Opinion pieces: Cluster leaders and researchers have published a number of opinion pieces, promoting Cluster research to a broader audience:

  • Duffield, J and Ralston, D 2016, ‘Three key retirement factors other than super’, Cuffelinks, 26 October
  • Feng, J, Bateman, H and Gerrans, P 2014, ‘Why Australians don’t make extra super contributions’, The Conversation, 15 April, republished at Lifehacker.
  • Palmer, C, Dormer, A, Ralston, D and Thorp, S 2014, ‘CSIRO- led research to model superannuation spending’, The Conversation, 10 February.
  • Ralston, D and Feng, J 2016, ‘Superannuation and the budget’, Cuffelinks, 3 May.
  • Ralston, D and Feng, J 2016, ‘Super changes in budget are a step forward in addressing equity’, The Conversation, 5 May.
  • Wiafe, OK 2016, ‘Indigenous Australians retire with 27% less savings’, The Conversation, 11 February, republished at Business Daily.
  • Reeson, A, Duenser, A and Lochner, M 2017, ‘Computer says no: robo-advice is growing but we still don’t trust it, The Conversation, 4 August.
  • Giesecke, J and Nassios, J 2017, ‘Here’s how superannuation is already financing homes’, The Conversation, 13 April.

The Cluster has received ongoing media coverage over the course of the research program. Key examples include:

Over the past three years, the Cluster has provided a number of forums for researchers to engage with, inform and consult with stakeholders, including regular stakeholder meetings and a major annual conference to refine and explore the research.

> 2013: The Cluster was launched in August 2013 at an event where the keynote speaker was Simon McKeon AO, then Chair of CSIRO and AMP, and Executive Chairman, Macquarie Bank, Melbourne.

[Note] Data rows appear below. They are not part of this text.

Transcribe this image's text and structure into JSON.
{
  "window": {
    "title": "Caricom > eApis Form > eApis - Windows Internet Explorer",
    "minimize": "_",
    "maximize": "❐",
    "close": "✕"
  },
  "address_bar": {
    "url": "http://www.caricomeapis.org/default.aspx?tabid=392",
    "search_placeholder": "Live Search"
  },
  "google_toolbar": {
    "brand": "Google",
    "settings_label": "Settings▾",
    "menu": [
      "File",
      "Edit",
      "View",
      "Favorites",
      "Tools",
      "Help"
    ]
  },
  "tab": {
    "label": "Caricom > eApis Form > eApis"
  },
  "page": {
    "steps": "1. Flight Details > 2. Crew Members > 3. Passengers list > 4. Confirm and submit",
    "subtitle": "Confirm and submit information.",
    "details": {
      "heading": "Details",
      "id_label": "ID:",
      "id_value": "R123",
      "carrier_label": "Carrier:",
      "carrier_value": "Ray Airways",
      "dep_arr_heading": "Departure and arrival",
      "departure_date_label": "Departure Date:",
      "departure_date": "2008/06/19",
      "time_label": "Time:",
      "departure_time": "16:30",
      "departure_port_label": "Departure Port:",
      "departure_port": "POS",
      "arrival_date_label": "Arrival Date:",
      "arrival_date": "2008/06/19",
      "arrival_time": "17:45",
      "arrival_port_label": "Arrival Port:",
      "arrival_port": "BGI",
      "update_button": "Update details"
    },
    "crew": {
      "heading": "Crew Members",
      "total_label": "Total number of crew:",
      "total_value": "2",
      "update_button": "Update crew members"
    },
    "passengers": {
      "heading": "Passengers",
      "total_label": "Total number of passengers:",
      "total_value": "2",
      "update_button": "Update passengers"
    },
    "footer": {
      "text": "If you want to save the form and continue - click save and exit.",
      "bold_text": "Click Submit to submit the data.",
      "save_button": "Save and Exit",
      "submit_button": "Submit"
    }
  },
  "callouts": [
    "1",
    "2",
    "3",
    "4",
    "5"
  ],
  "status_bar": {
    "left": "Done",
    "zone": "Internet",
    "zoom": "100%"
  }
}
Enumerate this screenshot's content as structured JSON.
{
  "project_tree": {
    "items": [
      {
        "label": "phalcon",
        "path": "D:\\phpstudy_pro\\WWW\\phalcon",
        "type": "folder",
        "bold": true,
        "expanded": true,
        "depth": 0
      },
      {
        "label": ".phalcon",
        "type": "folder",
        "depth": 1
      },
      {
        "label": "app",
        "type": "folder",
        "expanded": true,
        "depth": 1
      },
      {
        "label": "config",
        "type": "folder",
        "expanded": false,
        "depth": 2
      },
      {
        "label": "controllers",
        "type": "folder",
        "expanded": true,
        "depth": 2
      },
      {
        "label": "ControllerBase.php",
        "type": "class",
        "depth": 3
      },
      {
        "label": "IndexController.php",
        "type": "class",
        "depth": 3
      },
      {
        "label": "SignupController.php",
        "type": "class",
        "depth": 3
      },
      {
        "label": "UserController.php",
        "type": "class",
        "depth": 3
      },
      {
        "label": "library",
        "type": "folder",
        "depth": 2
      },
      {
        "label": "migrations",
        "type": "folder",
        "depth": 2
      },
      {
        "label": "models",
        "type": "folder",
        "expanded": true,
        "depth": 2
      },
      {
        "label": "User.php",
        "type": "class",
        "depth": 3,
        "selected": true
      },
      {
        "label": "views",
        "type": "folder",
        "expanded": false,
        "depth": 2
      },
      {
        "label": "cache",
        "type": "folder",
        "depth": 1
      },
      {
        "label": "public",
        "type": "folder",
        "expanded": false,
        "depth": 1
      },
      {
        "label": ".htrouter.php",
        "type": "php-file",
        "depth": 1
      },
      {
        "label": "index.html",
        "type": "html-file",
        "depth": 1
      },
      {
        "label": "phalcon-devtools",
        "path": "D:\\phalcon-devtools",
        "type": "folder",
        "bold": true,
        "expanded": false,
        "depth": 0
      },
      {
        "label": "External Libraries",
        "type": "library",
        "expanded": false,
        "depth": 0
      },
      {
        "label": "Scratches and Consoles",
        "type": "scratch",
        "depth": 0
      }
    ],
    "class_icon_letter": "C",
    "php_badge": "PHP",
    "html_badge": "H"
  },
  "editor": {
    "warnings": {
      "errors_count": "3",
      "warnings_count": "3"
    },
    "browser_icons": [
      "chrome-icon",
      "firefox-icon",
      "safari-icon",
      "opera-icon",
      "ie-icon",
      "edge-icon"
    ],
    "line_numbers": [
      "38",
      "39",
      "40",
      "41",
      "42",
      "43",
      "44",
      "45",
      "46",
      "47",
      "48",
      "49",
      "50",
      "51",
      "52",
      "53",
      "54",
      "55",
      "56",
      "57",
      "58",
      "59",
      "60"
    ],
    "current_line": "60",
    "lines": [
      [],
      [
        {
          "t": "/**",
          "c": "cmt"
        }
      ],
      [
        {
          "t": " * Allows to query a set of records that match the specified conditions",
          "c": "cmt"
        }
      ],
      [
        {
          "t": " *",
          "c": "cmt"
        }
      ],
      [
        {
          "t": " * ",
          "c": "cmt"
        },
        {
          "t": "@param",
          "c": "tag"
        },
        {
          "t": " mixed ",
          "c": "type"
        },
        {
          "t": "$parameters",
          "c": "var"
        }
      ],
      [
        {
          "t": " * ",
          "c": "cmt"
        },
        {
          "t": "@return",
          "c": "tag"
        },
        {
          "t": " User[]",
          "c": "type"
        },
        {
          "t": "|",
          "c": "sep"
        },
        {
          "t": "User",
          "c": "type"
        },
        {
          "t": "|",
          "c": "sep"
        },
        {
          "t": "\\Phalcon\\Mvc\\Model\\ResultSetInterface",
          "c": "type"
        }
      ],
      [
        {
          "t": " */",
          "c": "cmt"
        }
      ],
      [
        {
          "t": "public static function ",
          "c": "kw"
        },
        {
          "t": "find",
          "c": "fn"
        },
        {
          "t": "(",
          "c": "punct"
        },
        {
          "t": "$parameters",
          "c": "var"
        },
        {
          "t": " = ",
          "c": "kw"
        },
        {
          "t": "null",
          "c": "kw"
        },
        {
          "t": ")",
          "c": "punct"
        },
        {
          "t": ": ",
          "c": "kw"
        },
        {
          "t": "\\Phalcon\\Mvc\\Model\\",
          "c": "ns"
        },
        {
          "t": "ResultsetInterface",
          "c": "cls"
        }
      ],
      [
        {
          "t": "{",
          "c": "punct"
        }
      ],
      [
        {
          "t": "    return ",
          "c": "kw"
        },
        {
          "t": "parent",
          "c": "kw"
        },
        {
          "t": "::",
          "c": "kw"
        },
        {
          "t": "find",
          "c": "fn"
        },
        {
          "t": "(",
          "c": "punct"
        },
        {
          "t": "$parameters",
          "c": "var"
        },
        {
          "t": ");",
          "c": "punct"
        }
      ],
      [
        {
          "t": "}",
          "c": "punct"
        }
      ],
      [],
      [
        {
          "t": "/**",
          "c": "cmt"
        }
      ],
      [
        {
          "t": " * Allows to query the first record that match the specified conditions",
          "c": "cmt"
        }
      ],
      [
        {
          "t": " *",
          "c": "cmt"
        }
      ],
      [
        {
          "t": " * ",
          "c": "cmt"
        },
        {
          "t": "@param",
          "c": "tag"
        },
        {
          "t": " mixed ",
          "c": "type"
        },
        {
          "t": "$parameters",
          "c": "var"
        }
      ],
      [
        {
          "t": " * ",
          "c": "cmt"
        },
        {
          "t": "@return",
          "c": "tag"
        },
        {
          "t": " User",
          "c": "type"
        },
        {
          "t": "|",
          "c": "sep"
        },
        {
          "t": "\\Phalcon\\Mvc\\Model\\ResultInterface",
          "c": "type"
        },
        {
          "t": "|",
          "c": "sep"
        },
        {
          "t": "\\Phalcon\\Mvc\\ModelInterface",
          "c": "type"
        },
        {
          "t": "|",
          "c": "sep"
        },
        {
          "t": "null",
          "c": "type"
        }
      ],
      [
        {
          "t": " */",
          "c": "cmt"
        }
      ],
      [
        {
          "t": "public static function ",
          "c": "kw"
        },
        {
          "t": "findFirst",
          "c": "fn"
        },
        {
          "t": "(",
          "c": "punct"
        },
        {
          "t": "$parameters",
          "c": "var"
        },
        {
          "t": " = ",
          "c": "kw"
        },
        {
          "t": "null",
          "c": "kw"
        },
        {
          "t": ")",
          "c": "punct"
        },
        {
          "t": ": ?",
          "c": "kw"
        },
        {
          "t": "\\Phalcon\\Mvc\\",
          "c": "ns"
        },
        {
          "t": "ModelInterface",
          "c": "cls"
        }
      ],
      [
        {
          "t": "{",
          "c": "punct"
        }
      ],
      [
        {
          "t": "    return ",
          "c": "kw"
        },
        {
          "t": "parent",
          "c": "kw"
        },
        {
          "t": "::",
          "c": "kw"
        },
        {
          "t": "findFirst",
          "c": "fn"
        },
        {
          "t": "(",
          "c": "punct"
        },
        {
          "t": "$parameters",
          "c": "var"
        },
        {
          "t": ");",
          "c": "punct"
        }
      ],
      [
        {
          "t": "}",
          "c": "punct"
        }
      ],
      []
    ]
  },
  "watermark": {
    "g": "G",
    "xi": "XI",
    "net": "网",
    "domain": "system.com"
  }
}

The event was attended by 60 key members of industry and academe.

SM
Simon McKeon AO, CSIRO

The first international conference was held on 4 and 5 December 2013, including a stakeholder meeting on 5 December. The conference was attended by 53 members of industry and academe, with 14 papers presented on: Infrastructure Investment Issues and Macro Outcomes (three papers), Member Behaviour (three papers), Health,Labour markets and Social Policy (five papers), and Investment & Products (three papers).

DR2
Deborah Ralston, Cluster Leader

> 2014: During 2014 stakeholder meetings were held on 17 March, 16 June, 30 September and following the annual conference on 2 December. A workshop was also conducted with stakeholders on 5 August. At each meeting, work in progress was reviewed and forthcoming research was discussed.

In 2014 several researchers, including (the late) Dr Maria Strydom, Carly Moulang, Jun Feng and colleagues from the University of Warwick, attended the Oxford Conference − October 2014 as guests of Prof Gordon Clark. The conference provided an opportunity to share insights with key pension policy makers and industry members from around the UK, Europe and the US.

JFCMMS
Jun Feng, Carly Moulang, Maria Strydom, Monash University

> 2015: 2015 stakeholder meetings were held on 11 March, 15 June, 23 September, and after the annual conference. The conference was held on 1 and 2 December in Melbourne once again and attracted 87 attendees from industry academe and government agencies. The Plenary Speaker was Professor Gordon Clark (Oxford University). In total, 19 papers were presented under two concurrent streams: technical and investment topics; and member behaviour, retirement, wealth and health.

GC
Gordon Clark, Oxford University

> 2016: In 2016, stakeholder meetings were held on 10 March, 23 June and on 15 September. A workshop was also conducted at AMP in October on the digital advice project. A further stakeholder meeting was held prior to the annual conference.

The final annual CSIRO-Monash Superannuation Research Symposium was open to the public on 6 December 2016. The symposium included presentations  by both international and Australian researchers. Keynote speaker was Karen Chester, Deputy Chair of the Productivity Commission, who is current;y conducting the Commission’s Inquiry into Superannuation Competitiveness and Efficiency. Eleven papers were presented at the conference from across the full spectrum of superannuation research.

KC
Karen Chester, Productivity Commission